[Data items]
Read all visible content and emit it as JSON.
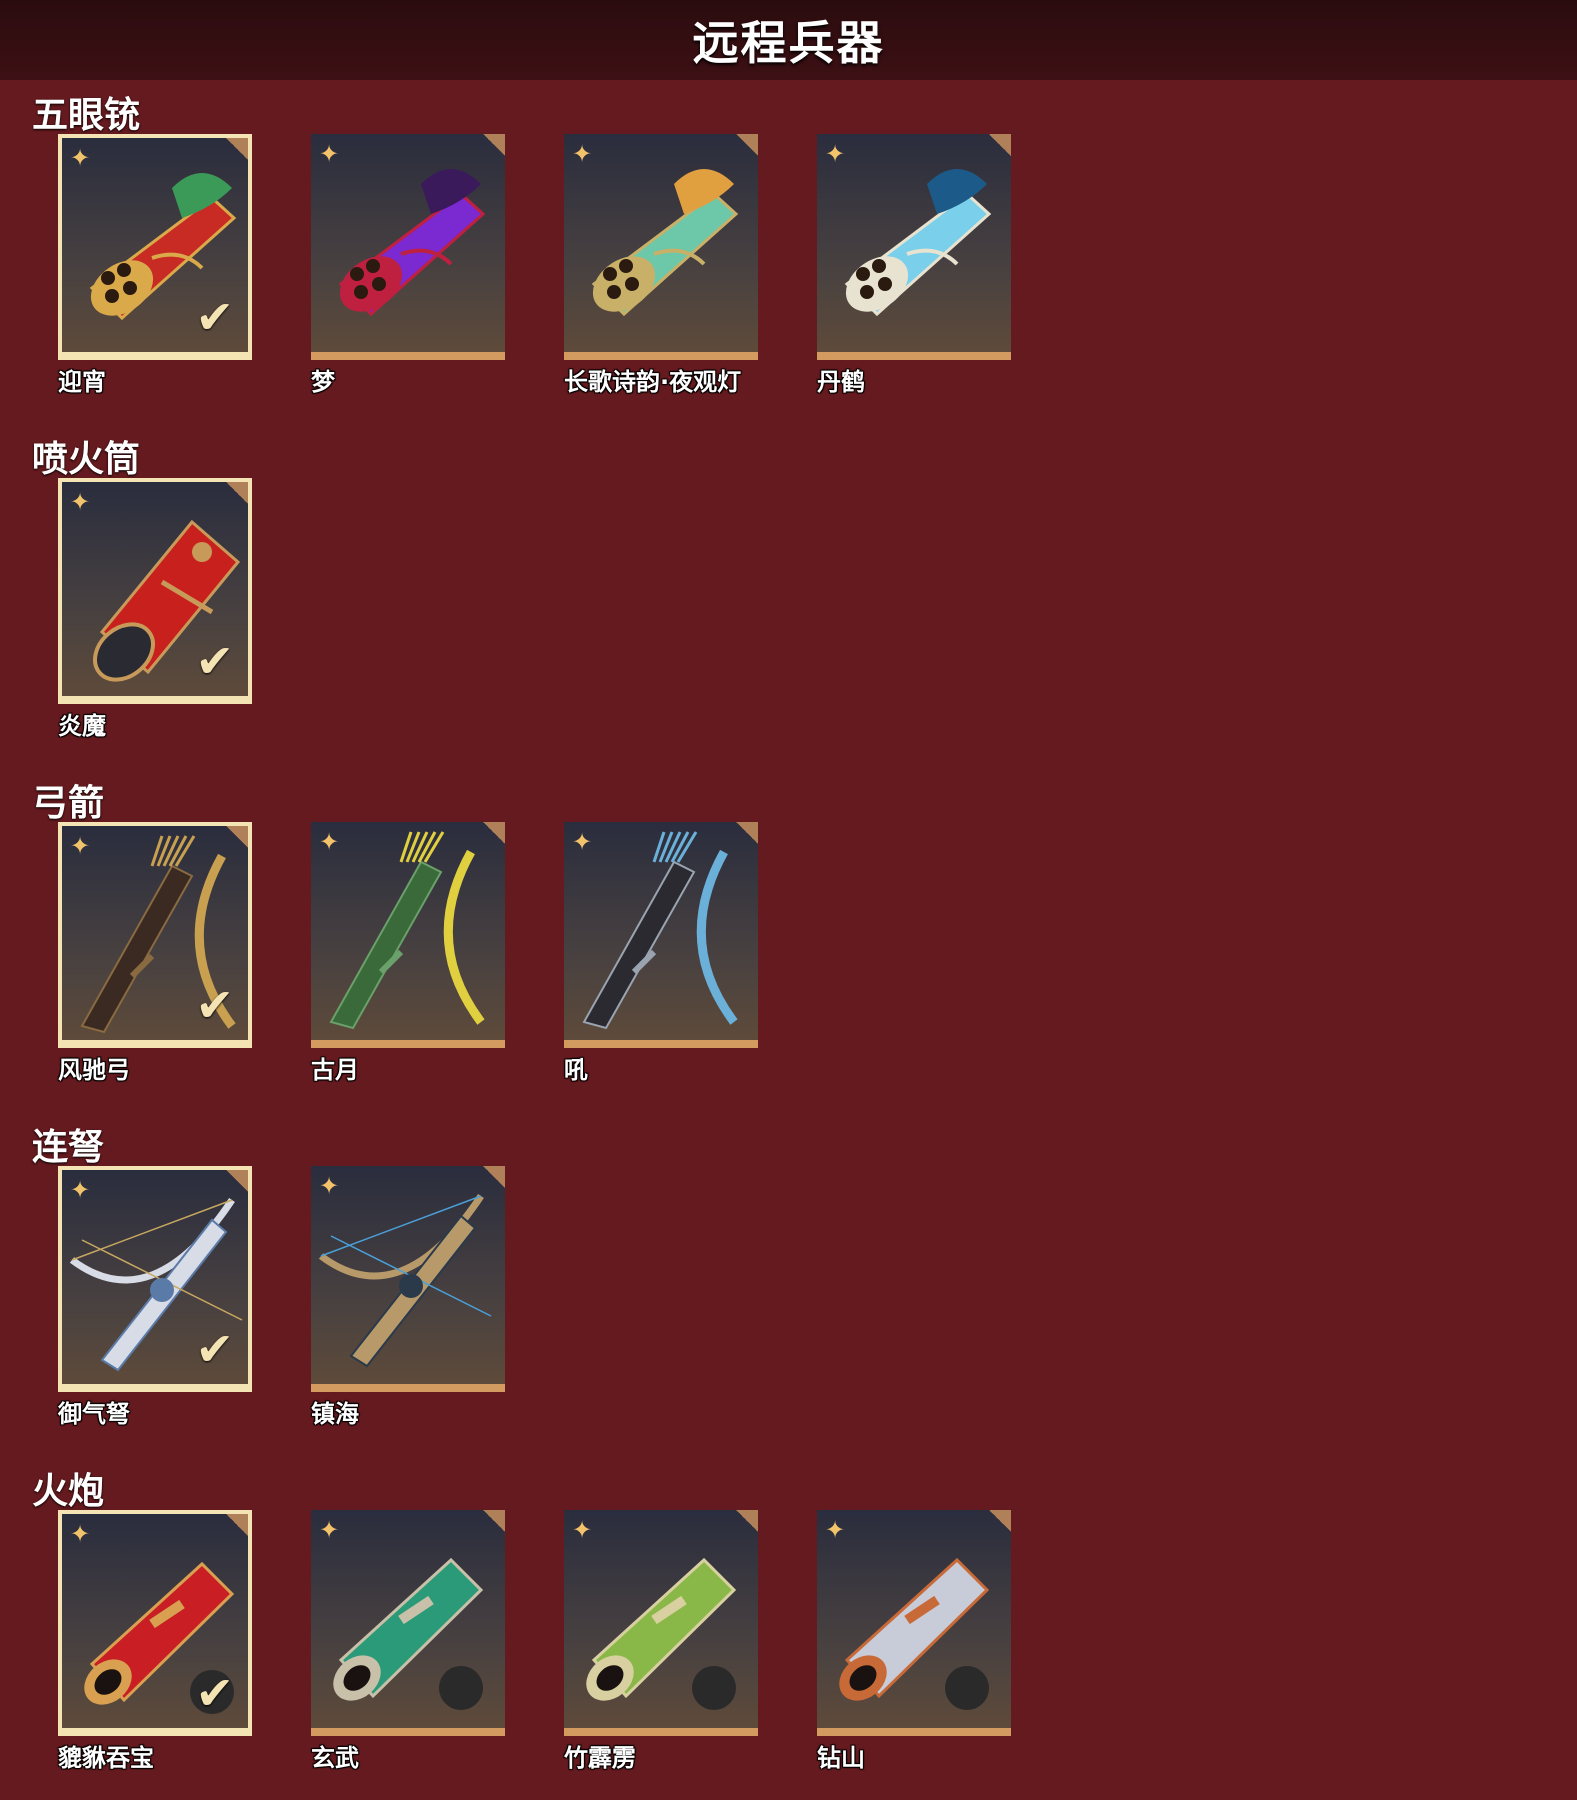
{
  "header": {
    "title": "远程兵器"
  },
  "sections": [
    {
      "title": "五眼铳",
      "items": [
        {
          "name": "迎宵",
          "selected": true,
          "colors": [
            "#c82a24",
            "#3c9a58",
            "#d9a94a"
          ],
          "shape": "gun"
        },
        {
          "name": "梦",
          "selected": false,
          "colors": [
            "#7a2ad0",
            "#3a1a5a",
            "#c02040"
          ],
          "shape": "gun"
        },
        {
          "name": "长歌诗韵·夜观灯",
          "selected": false,
          "colors": [
            "#6cc8a8",
            "#e0a040",
            "#c8b068"
          ],
          "shape": "gun"
        },
        {
          "name": "丹鹤",
          "selected": false,
          "colors": [
            "#7ad0ea",
            "#1c5a8a",
            "#e8e2d0"
          ],
          "shape": "gun"
        }
      ]
    },
    {
      "title": "喷火筒",
      "items": [
        {
          "name": "炎魔",
          "selected": true,
          "colors": [
            "#c8201c",
            "#2a2a32",
            "#c89a5a"
          ],
          "shape": "tube"
        }
      ]
    },
    {
      "title": "弓箭",
      "items": [
        {
          "name": "风驰弓",
          "selected": true,
          "colors": [
            "#3a2a22",
            "#c8a050",
            "#8a6a40"
          ],
          "shape": "bow"
        },
        {
          "name": "古月",
          "selected": false,
          "colors": [
            "#3a6a3a",
            "#e0d040",
            "#6aa06a"
          ],
          "shape": "bow"
        },
        {
          "name": "吼",
          "selected": false,
          "colors": [
            "#2a2a30",
            "#6ab0d8",
            "#9aa4b0"
          ],
          "shape": "bow"
        }
      ]
    },
    {
      "title": "连弩",
      "items": [
        {
          "name": "御气弩",
          "selected": true,
          "colors": [
            "#d8dce6",
            "#5a7aa8",
            "#c8a860"
          ],
          "shape": "crossbow"
        },
        {
          "name": "镇海",
          "selected": false,
          "colors": [
            "#b89a6a",
            "#2a3a4a",
            "#4aa0d8"
          ],
          "shape": "crossbow"
        }
      ]
    },
    {
      "title": "火炮",
      "items": [
        {
          "name": "貔貅吞宝",
          "selected": true,
          "colors": [
            "#c81e24",
            "#d8a050",
            "#2a2a2a"
          ],
          "shape": "cannon"
        },
        {
          "name": "玄武",
          "selected": false,
          "colors": [
            "#2a9a78",
            "#c8c0a8",
            "#2a2a2a"
          ],
          "shape": "cannon"
        },
        {
          "name": "竹霹雳",
          "selected": false,
          "colors": [
            "#8ab848",
            "#d8d0a0",
            "#2a2a2a"
          ],
          "shape": "cannon"
        },
        {
          "name": "钻山",
          "selected": false,
          "colors": [
            "#c8ccd8",
            "#c86a38",
            "#2a2a2a"
          ],
          "shape": "cannon"
        }
      ]
    }
  ],
  "icons": {
    "rarity": "four-point-star-icon",
    "equipped": "checkmark-icon"
  },
  "symbols": {
    "star": "✦",
    "check": "✔"
  }
}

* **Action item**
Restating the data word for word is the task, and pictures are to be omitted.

* **The answer**
Read all visible content and emit it as JSON.
{
  "header": {
    "title": "远程兵器"
  },
  "sections": [
    {
      "title": "五眼铳",
      "items": [
        {
          "name": "迎宵",
          "selected": true,
          "colors": [
            "#c82a24",
            "#3c9a58",
            "#d9a94a"
          ],
          "shape": "gun"
        },
        {
          "name": "梦",
          "selected": false,
          "colors": [
            "#7a2ad0",
            "#3a1a5a",
            "#c02040"
          ],
          "shape": "gun"
        },
        {
          "name": "长歌诗韵·夜观灯",
          "selected": false,
          "colors": [
            "#6cc8a8",
            "#e0a040",
            "#c8b068"
          ],
          "shape": "gun"
        },
        {
          "name": "丹鹤",
          "selected": false,
          "colors": [
            "#7ad0ea",
            "#1c5a8a",
            "#e8e2d0"
          ],
          "shape": "gun"
        }
      ]
    },
    {
      "title": "喷火筒",
      "items": [
        {
          "name": "炎魔",
          "selected": true,
          "colors": [
            "#c8201c",
            "#2a2a32",
            "#c89a5a"
          ],
          "shape": "tube"
        }
      ]
    },
    {
      "title": "弓箭",
      "items": [
        {
          "name": "风驰弓",
          "selected": true,
          "colors": [
            "#3a2a22",
            "#c8a050",
            "#8a6a40"
          ],
          "shape": "bow"
        },
        {
          "name": "古月",
          "selected": false,
          "colors": [
            "#3a6a3a",
            "#e0d040",
            "#6aa06a"
          ],
          "shape": "bow"
        },
        {
          "name": "吼",
          "selected": false,
          "colors": [
            "#2a2a30",
            "#6ab0d8",
            "#9aa4b0"
          ],
          "shape": "bow"
        }
      ]
    },
    {
      "title": "连弩",
      "items": [
        {
          "name": "御气弩",
          "selected": true,
          "colors": [
            "#d8dce6",
            "#5a7aa8",
            "#c8a860"
          ],
          "shape": "crossbow"
        },
        {
          "name": "镇海",
          "selected": false,
          "colors": [
            "#b89a6a",
            "#2a3a4a",
            "#4aa0d8"
          ],
          "shape": "crossbow"
        }
      ]
    },
    {
      "title": "火炮",
      "items": [
        {
          "name": "貔貅吞宝",
          "selected": true,
          "colors": [
            "#c81e24",
            "#d8a050",
            "#2a2a2a"
          ],
          "shape": "cannon"
        },
        {
          "name": "玄武",
          "selected": false,
          "colors": [
            "#2a9a78",
            "#c8c0a8",
            "#2a2a2a"
          ],
          "shape": "cannon"
        },
        {
          "name": "竹霹雳",
          "selected": false,
          "colors": [
            "#8ab848",
            "#d8d0a0",
            "#2a2a2a"
          ],
          "shape": "cannon"
        },
        {
          "name": "钻山",
          "selected": false,
          "colors": [
            "#c8ccd8",
            "#c86a38",
            "#2a2a2a"
          ],
          "shape": "cannon"
        }
      ]
    }
  ],
  "icons": {
    "rarity": "four-point-star-icon",
    "equipped": "checkmark-icon"
  },
  "symbols": {
    "star": "✦",
    "check": "✔"
  }
}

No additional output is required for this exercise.